Everytime you open your oven you lose approximately 25-30 deg. F of oven temperature.  Lindy's right, forget about spritzing.  Use a pan or cast iron skillet preheated, when you bring your oven temperature up for baking.  Place the pan or skillet (I use a 10 inch Lodge skillet) on the oven rack directly under the rack holding your stone. 


Preheat your water to boiling using a microwave and pour 1 cup of boiling water into the hot skillet (use gloves or mits)---either immediately before or immediately after placing your loaves into the oven (I do it after but that's what works for me).  Close the door and don't open it until you turn your loaves around, midway through the baking cycle.


Good luck,


Howard

flourgirl51's picture
flourgirl51

Thanks for the information. I have a glass in my oven door so would adding steam bother that? I have only made traditional loaves before and made rye bread rounds but didn't spritz. The loaves have a soft crust.


Also, I sell my breads at a farmers market and have to have the loaves in plastic bags when I sell them. I am thinking that this will soften crusts on bread. Any input on that?

dwcoleman's picture
dwcoleman

Water hitting your hot oven window can cause it to crack or worst case shatter.


 


If you're worried about that happening(I am) then put a thick tea towel over the window when pouring water into your steam pan.


 


One additional thing I do is to block the steam vent to maintain a very steamy environment.


 


D

holds99's picture
holds99

My experience has been...Storing or keeping bread in plastic bags (unless you're immediately freezing the loaves), particularly artisan breads with crisp crusts, will produce some amount of moisture/condensation in the bag and moisture/condensation will soften the crust of an artisan bread when stored in plastic bags for an extended period unless they're frozen.  When I give my bread to family and friends I put it in a paper bag and give them the plastic bag and tie seperately, so they can put it into the plastic bag and freeze it after they slice it.

LindyD's picture
LindyD

Yes, steam is needed to create a crisp crust.  There's a very good TFL handbook available here - just click the "handbook" tab at the top of the home page and it will take you there.


 

nijap's picture
nijap

I am new to bread baking.  Started with sour dough with whole wheat flour.  I get good rise, but bread is dry and hard.  What needs to be done to get bakary lightness?
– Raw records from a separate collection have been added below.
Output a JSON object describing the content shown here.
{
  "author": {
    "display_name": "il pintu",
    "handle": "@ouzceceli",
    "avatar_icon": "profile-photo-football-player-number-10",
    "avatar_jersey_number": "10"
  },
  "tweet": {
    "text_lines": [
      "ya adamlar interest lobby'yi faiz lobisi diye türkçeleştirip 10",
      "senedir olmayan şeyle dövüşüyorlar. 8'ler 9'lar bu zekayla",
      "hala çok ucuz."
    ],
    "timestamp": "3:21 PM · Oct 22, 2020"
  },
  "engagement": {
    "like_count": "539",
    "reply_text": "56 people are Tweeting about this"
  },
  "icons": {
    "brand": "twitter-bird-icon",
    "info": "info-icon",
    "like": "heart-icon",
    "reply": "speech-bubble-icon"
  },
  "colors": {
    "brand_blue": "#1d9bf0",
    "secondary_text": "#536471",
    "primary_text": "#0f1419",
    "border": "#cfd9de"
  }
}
nijap


 

lynnebiz's picture
lynnebiz

Hi nijap -


I'm new to this board, but I've been baking bread for many years.


In my experience, that heaviness is common when you first start out. It takes some experience to feel your way around the dough.


I don't know what recipe you're using (weighing is so much better than measuring, but that said, so much also depends on the type of flour and even the air around you), and I don't make sourdough (at least not yet!). You could be using too much flour - or maybe you baked it too long (or a combination of factors). I found whole wheat more difficult when I was first starting out, as it tends to be heavier.


You'll get lots of suggestions here (I've been lurking for awhile, and I love the help people give on this board!). I will suggest that you make sure most of your handling of the dough takes place before the final rise (I now use a combo of the no-knead method and Peter Reinhart's Pain l'Acienne recipe). I used to practically kill my bread by handling it way too much...


Good luck!


Lynne